Still today, mention of the Romance of the Rhine conjures up a picture of the mighty state rock between Kaub and St. Goarhausen called the Loreley. Downstream the river was squeezed into its narrowest and deepest point; even in the 19th century, reefs and rapids made it extremely dangerous for ships and rafts to pass this point, so a tree bells warning told the crew it was time to pray. Moreover the rock was already famous in the early Middle Ages for its good echo, thought to be ghostly voices.
No wonder a multitude of legend was woven around the rock, the most famous of which is that of siren called Loreley, who bewitches the hearts of sailors with her unearthly beauty and her enchanting voice. The sailors look up at the rock to catch sight of the charming maiden, forgetting for just a moment the dangerous rapids and reefs. Their boat is dashed to pieces and they sank beneath the waves for ever.
This is what happened also to the young Erbgraf (heir to the Count's title) von Rheinphalz, who is lured to his doom in this way. His father orders that the witch on the rock be caught or killed. When soldiers bar the way back into her cave, she calls on her father, the Rhine, to help her.

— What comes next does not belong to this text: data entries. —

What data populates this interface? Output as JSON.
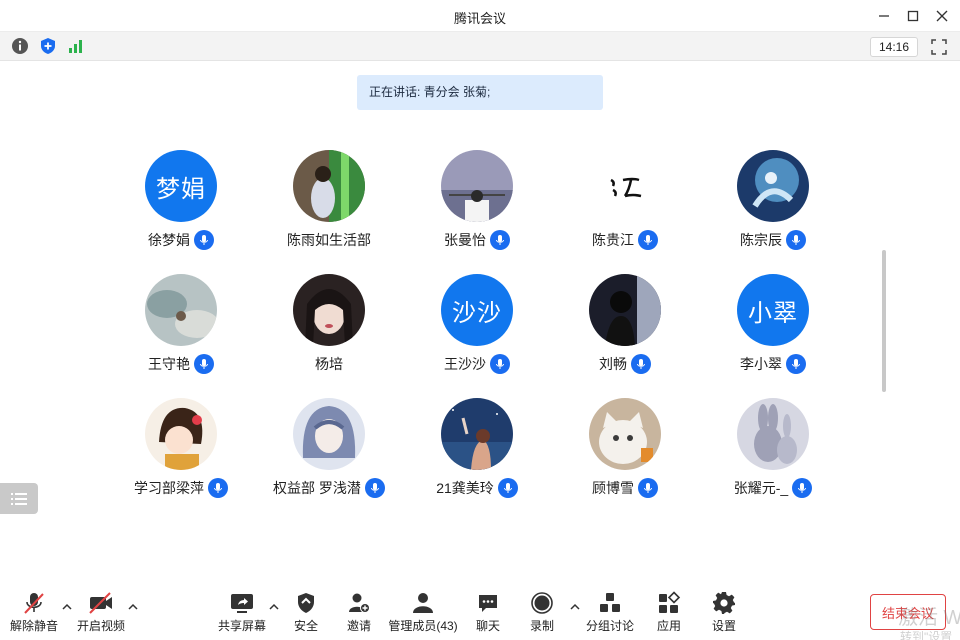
{
  "window": {
    "title": "腾讯会议"
  },
  "toolbar": {
    "clock": "14:16"
  },
  "speaking": {
    "text": "正在讲话: 青分会 张菊;"
  },
  "participants": [
    {
      "name": "徐梦娟",
      "avatar_text": "梦娟",
      "mic": true
    },
    {
      "name": "陈雨如生活部",
      "avatar_text": "",
      "mic": false
    },
    {
      "name": "张曼怡",
      "avatar_text": "",
      "mic": true
    },
    {
      "name": "陈贵江",
      "avatar_text": "",
      "mic": true
    },
    {
      "name": "陈宗辰",
      "avatar_text": "",
      "mic": true
    },
    {
      "name": "王守艳",
      "avatar_text": "",
      "mic": true
    },
    {
      "name": "杨培",
      "avatar_text": "",
      "mic": false
    },
    {
      "name": "王沙沙",
      "avatar_text": "沙沙",
      "mic": true
    },
    {
      "name": "刘畅",
      "avatar_text": "",
      "mic": true
    },
    {
      "name": "李小翠",
      "avatar_text": "小翠",
      "mic": true
    },
    {
      "name": "学习部梁萍",
      "avatar_text": "",
      "mic": true
    },
    {
      "name": "权益部 罗浅潜",
      "avatar_text": "",
      "mic": true
    },
    {
      "name": "21龚美玲",
      "avatar_text": "",
      "mic": true
    },
    {
      "name": "顾博雪",
      "avatar_text": "",
      "mic": true
    },
    {
      "name": "张耀元-_",
      "avatar_text": "",
      "mic": true
    }
  ],
  "bottom": {
    "unmute": "解除静音",
    "start_video": "开启视频",
    "share_screen": "共享屏幕",
    "security": "安全",
    "invite": "邀请",
    "manage_members": "管理成员(43)",
    "chat": "聊天",
    "record": "录制",
    "breakout": "分组讨论",
    "apps": "应用",
    "settings": "设置",
    "end_meeting": "结束会议"
  },
  "watermark": {
    "line1": "激活 W",
    "line2": "转到\"设置"
  },
  "colors": {
    "accent": "#1177ee",
    "mic": "#1a6cf0",
    "danger": "#e04343",
    "speaking_bg": "#dcebfd"
  }
}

Huge, foaming waves rise up out of the waters and carry the maiden away. Since then she has never been seen again. But sometimes, when the moon is shining bright, a mysterious singing is to be heard, described by Romanticist poets. Heinrich Heine's Song of Loreley, set to music by Slicher, made the Loreley Rock famous all over the world.